Next steps: Change your story, change your mindset
Some people call this “affirmations.” I’ve also seen it as “scripts” or “intentions.” Whatever you want to call it, you are rewriting your story. Telling yourself the kind of person you want to be, as though you already are. When you write the script on paper, you’re rewriting it into your mind and body. When you read it and tweak it every day, you’re perpetuating the new version of you, the version you want to live by.
Try writing out a new story of you. Write it in the present tense, even if you don’t fully believe it yet. Start reading it every day and watch how all of a sudden, it’s easier to get out of bed, it’s easier to start that project, it’s easier to do a certain thing or be a certain way. We are what we think. It’s all about mindset.
Now this is all certainly an oversimplification of motivation.
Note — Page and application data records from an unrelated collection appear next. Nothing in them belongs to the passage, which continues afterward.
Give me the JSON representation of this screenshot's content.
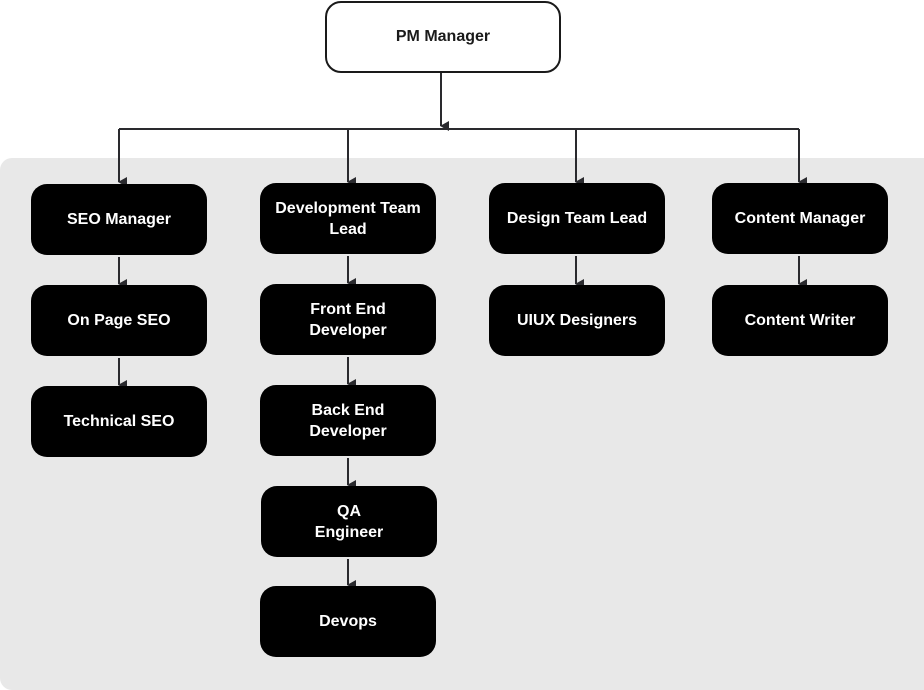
{
  "root": {
    "label": "PM Manager"
  },
  "columns": [
    {
      "nodes": [
        {
          "label": "SEO Manager"
        },
        {
          "label": "On Page SEO"
        },
        {
          "label": "Technical SEO"
        }
      ]
    },
    {
      "nodes": [
        {
          "label": "Development Team Lead"
        },
        {
          "label": "Front End Developer"
        },
        {
          "label": "Back End Developer"
        },
        {
          "label": "QA Engineer"
        },
        {
          "label": "Devops"
        }
      ]
    },
    {
      "nodes": [
        {
          "label": "Design Team Lead"
        },
        {
          "label": "UIUX Designers"
        }
      ]
    },
    {
      "nodes": [
        {
          "label": "Content Manager"
        },
        {
          "label": "Content Writer"
        }
      ]
    }
  ],
  "colors": {
    "node_fill": "#000000",
    "node_text": "#ffffff",
    "panel": "#e8e8e8",
    "line": "#2a2a2e"
  }
}
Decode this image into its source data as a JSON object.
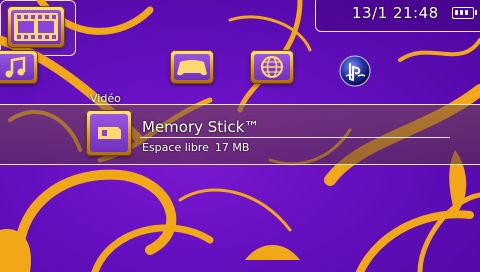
{
  "status": {
    "date_time": "13/1 21:48",
    "battery_level": 1.0
  },
  "xmb": {
    "categories": [
      {
        "id": "music",
        "icon": "music-note-icon"
      },
      {
        "id": "video",
        "label": "Vidéo",
        "icon": "film-icon",
        "selected": true
      },
      {
        "id": "game",
        "icon": "gamepad-icon"
      },
      {
        "id": "network",
        "icon": "globe-icon"
      },
      {
        "id": "playstation-network",
        "icon": "psn-logo-icon"
      }
    ]
  },
  "memory_stick": {
    "title": "Memory Stick™",
    "free_label": "Espace libre",
    "free_value": "17 MB"
  },
  "colors": {
    "background": "#5a0aa8",
    "accent": "#f0a818",
    "highlight_line": "#f5e6a0"
  }
}
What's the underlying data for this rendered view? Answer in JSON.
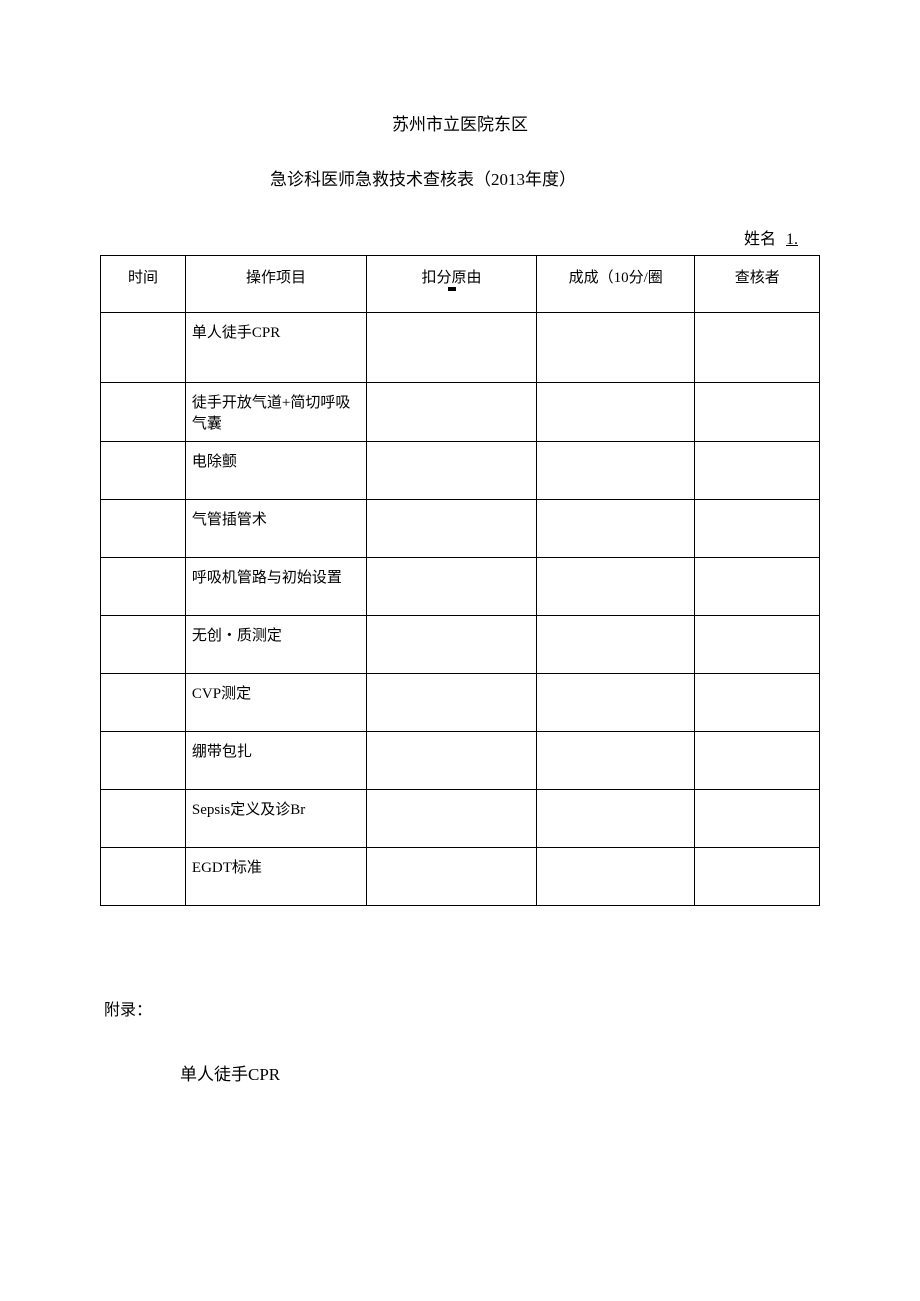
{
  "header": {
    "title1": "苏州市立医院东区",
    "title2": "急诊科医师急救技术查核表（2013年度）"
  },
  "name": {
    "label": "姓名",
    "value": "1."
  },
  "table": {
    "headers": {
      "time": "时间",
      "operation": "操作项目",
      "reason": "扣分原由",
      "score": "成成（10分/圈",
      "examiner": "查核者"
    },
    "rows": [
      {
        "time": "",
        "operation": "单人徒手CPR",
        "reason": "",
        "score": "",
        "examiner": ""
      },
      {
        "time": "",
        "operation": "徒手开放气道+简切呼吸气囊",
        "reason": "",
        "score": "",
        "examiner": ""
      },
      {
        "time": "",
        "operation": "电除颤",
        "reason": "",
        "score": "",
        "examiner": ""
      },
      {
        "time": "",
        "operation": "气管插管术",
        "reason": "",
        "score": "",
        "examiner": ""
      },
      {
        "time": "",
        "operation": "呼吸机管路与初始设置",
        "reason": "",
        "score": "",
        "examiner": ""
      },
      {
        "time": "",
        "operation": "无创・质测定",
        "reason": "",
        "score": "",
        "examiner": ""
      },
      {
        "time": "",
        "operation": "CVP测定",
        "reason": "",
        "score": "",
        "examiner": ""
      },
      {
        "time": "",
        "operation": "绷带包扎",
        "reason": "",
        "score": "",
        "examiner": ""
      },
      {
        "time": "",
        "operation": "Sepsis定义及诊Br",
        "reason": "",
        "score": "",
        "examiner": ""
      },
      {
        "time": "",
        "operation": "EGDT标准",
        "reason": "",
        "score": "",
        "examiner": ""
      }
    ]
  },
  "appendix": {
    "label": "附录：",
    "heading": "单人徒手CPR"
  }
}
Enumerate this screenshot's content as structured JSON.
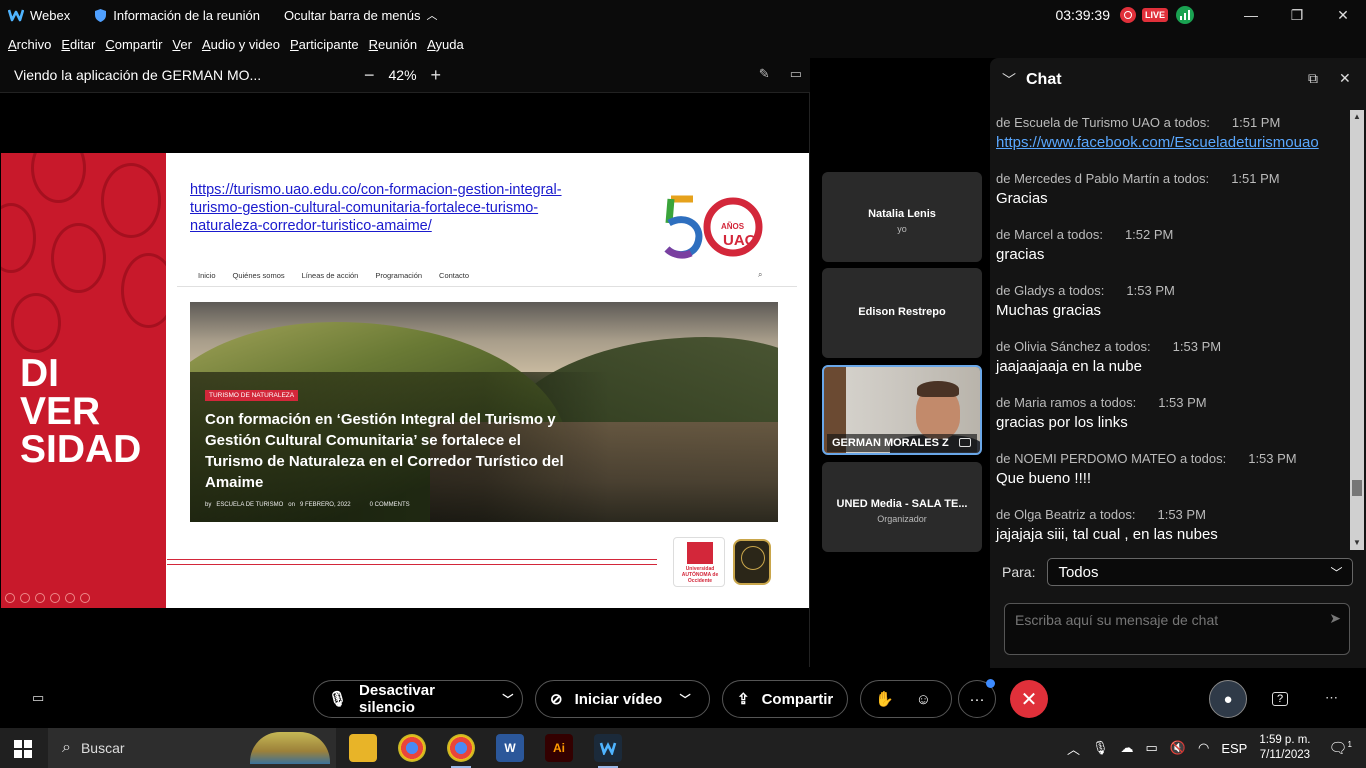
{
  "titlebar": {
    "app_name": "Webex",
    "meeting_info": "Información de la reunión",
    "hide_menu": "Ocultar barra de menús",
    "clock": "03:39:39",
    "live_badge": "LIVE",
    "minimize": "—",
    "restore": "❐",
    "close": "✕"
  },
  "menu": [
    "Archivo",
    "Editar",
    "Compartir",
    "Ver",
    "Audio y video",
    "Participante",
    "Reunión",
    "Ayuda"
  ],
  "share_header": {
    "title": "Viendo la aplicación de GERMAN MO...",
    "zoom_out": "−",
    "zoom": "42%",
    "zoom_in": "+"
  },
  "slide": {
    "side_text_lines": [
      "DI",
      "VER",
      "SIDAD"
    ],
    "url_lines": [
      "https://turismo.uao.edu.co/con-formacion-gestion-integral-",
      "turismo-gestion-cultural-comunitaria-fortalece-turismo-",
      "naturaleza-corredor-turistico-amaime/"
    ],
    "logo_years": "50",
    "logo_anos": "AÑOS",
    "logo_uao": "UAO",
    "site_nav": [
      "Inicio",
      "Quiénes somos",
      "Líneas de acción",
      "Programación",
      "Contacto"
    ],
    "tag": "TURISMO DE NATURALEZA",
    "headline": "Con formación en ‘Gestión Integral del Turismo y Gestión Cultural Comunitaria’ se fortalece el Turismo de Naturaleza en el Corredor Turístico del Amaime",
    "byline_by": "by",
    "byline_author": "ESCUELA DE TURISMO",
    "byline_on": "on",
    "byline_date": "9 FEBRERO, 2022",
    "byline_comments": "0 COMMENTS",
    "uao_logo_text": "Universidad AUTÓNOMA de Occidente"
  },
  "participants": [
    {
      "name": "Natalia Lenis",
      "sub": "yo"
    },
    {
      "name": "Edison Restrepo",
      "sub": ""
    },
    {
      "name": "GERMAN MORALES Z",
      "sub": ""
    },
    {
      "name": "UNED Media - SALA TE...",
      "sub": "Organizador"
    }
  ],
  "chat": {
    "title": "Chat",
    "messages": [
      {
        "from": "de Escuela de Turismo UAO a todos:",
        "time": "1:51 PM",
        "text": "https://www.facebook.com/Escueladeturismouao"
      },
      {
        "from": "de Mercedes d Pablo Martín a todos:",
        "time": "1:51 PM",
        "text": "Gracias"
      },
      {
        "from": "de Marcel a todos:",
        "time": "1:52 PM",
        "text": "gracias"
      },
      {
        "from": "de Gladys a todos:",
        "time": "1:53 PM",
        "text": "Muchas gracias"
      },
      {
        "from": "de Olivia Sánchez a todos:",
        "time": "1:53 PM",
        "text": "jaajaajaaja en la nube"
      },
      {
        "from": "de Maria ramos a todos:",
        "time": "1:53 PM",
        "text": "gracias por los links"
      },
      {
        "from": "de NOEMI PERDOMO MATEO a todos:",
        "time": "1:53 PM",
        "text": "Que bueno !!!!"
      },
      {
        "from": "de Olga Beatriz a todos:",
        "time": "1:53 PM",
        "text": "jajajaja siii, tal cual , en las nubes"
      }
    ],
    "to_label": "Para:",
    "to_value": "Todos",
    "input_placeholder": "Escriba aquí su mensaje de chat"
  },
  "controls": {
    "mute": "Desactivar silencio",
    "video": "Iniciar vídeo",
    "share": "Compartir",
    "more": "···",
    "end": "✕",
    "help": "?"
  },
  "taskbar": {
    "search": "Buscar",
    "lang": "ESP",
    "time": "1:59 p. m.",
    "date": "7/11/2023",
    "notif_count": "1"
  },
  "colors": {
    "accent_red": "#e0303a",
    "slide_red": "#c8192b",
    "link_blue": "#5aa8ff",
    "active_tile_border": "#6aa7e8"
  }
}
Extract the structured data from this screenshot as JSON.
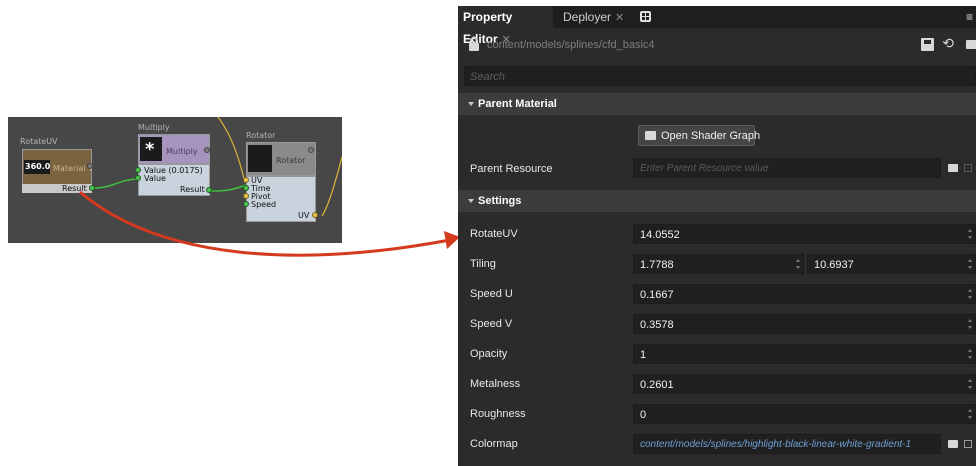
{
  "graph": {
    "rotate_node": {
      "title": "RotateUV",
      "value": "360.0",
      "material_label": "Material V",
      "output": "Result"
    },
    "multiply_node": {
      "title": "Multiply",
      "symbol": "*",
      "label": "Multiply",
      "input1": "Value (0.0175)",
      "input2": "Value",
      "output": "Result"
    },
    "rotator_node": {
      "title": "Rotator",
      "label": "Rotator",
      "inputs": [
        "UV",
        "Time",
        "Pivot",
        "Speed"
      ],
      "output": "UV"
    }
  },
  "editor": {
    "tabs": [
      {
        "label": "Property Editor",
        "close": "✕"
      },
      {
        "label": "Deployer",
        "close": "✕"
      }
    ],
    "menu_icon": "≡",
    "path": "content/models/splines/cfd_basic4",
    "search_placeholder": "Search",
    "parent_material": {
      "header": "Parent Material",
      "open_button": "Open Shader Graph",
      "resource_label": "Parent Resource",
      "resource_placeholder": "Enter Parent Resource value"
    },
    "settings": {
      "header": "Settings",
      "rotateuv": {
        "label": "RotateUV",
        "value": "14.0552"
      },
      "tiling": {
        "label": "Tiling",
        "x": "1.7788",
        "y": "10.6937"
      },
      "speed_u": {
        "label": "Speed U",
        "value": "0.1667"
      },
      "speed_v": {
        "label": "Speed V",
        "value": "0.3578"
      },
      "opacity": {
        "label": "Opacity",
        "value": "1"
      },
      "metalness": {
        "label": "Metalness",
        "value": "0.2601"
      },
      "roughness": {
        "label": "Roughness",
        "value": "0"
      },
      "colormap": {
        "label": "Colormap",
        "value": "content/models/splines/highlight-black-linear-white-gradient-1"
      }
    }
  },
  "colors": {
    "arrow": "#d33a1e",
    "wire": "#3fbf3f",
    "panel_bg": "#2b2b2b",
    "link": "#6f9fd6"
  }
}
There are many other factors that go into it from a psychological standpoint, but as I’m not a scientist, I won’t go into those other areas in depth.
In addition to assessing yourself and your motivation using the above, you could also answer some of the following questions, and help get to the root of your motivation challenges:
--> Why do I really want to do/accomplish this thing? (Keep digging with why questions until you get to the center of the reason. If this is a strong motivating factor, keep it front and center – look at it and remember it daily.)
--> What motivates me? Intrinsic satisfaction? External rewards? Accomplishing things? Making a difference in other people’s lives?
General disclaimer: Sometimes lack of motivation is caused by powerful factors not described above such as extreme life events or depression. If you find persistent lack of motivation to be a serious challenge for you, consider speaking to a medical professional that is qualified to provide additional support.
Do you find that any of the above ring true? Which ones? What solutions are you going to try next? We are the masters of our own motivation.
I hope you’ll share which strategies worked best for you in the comments below.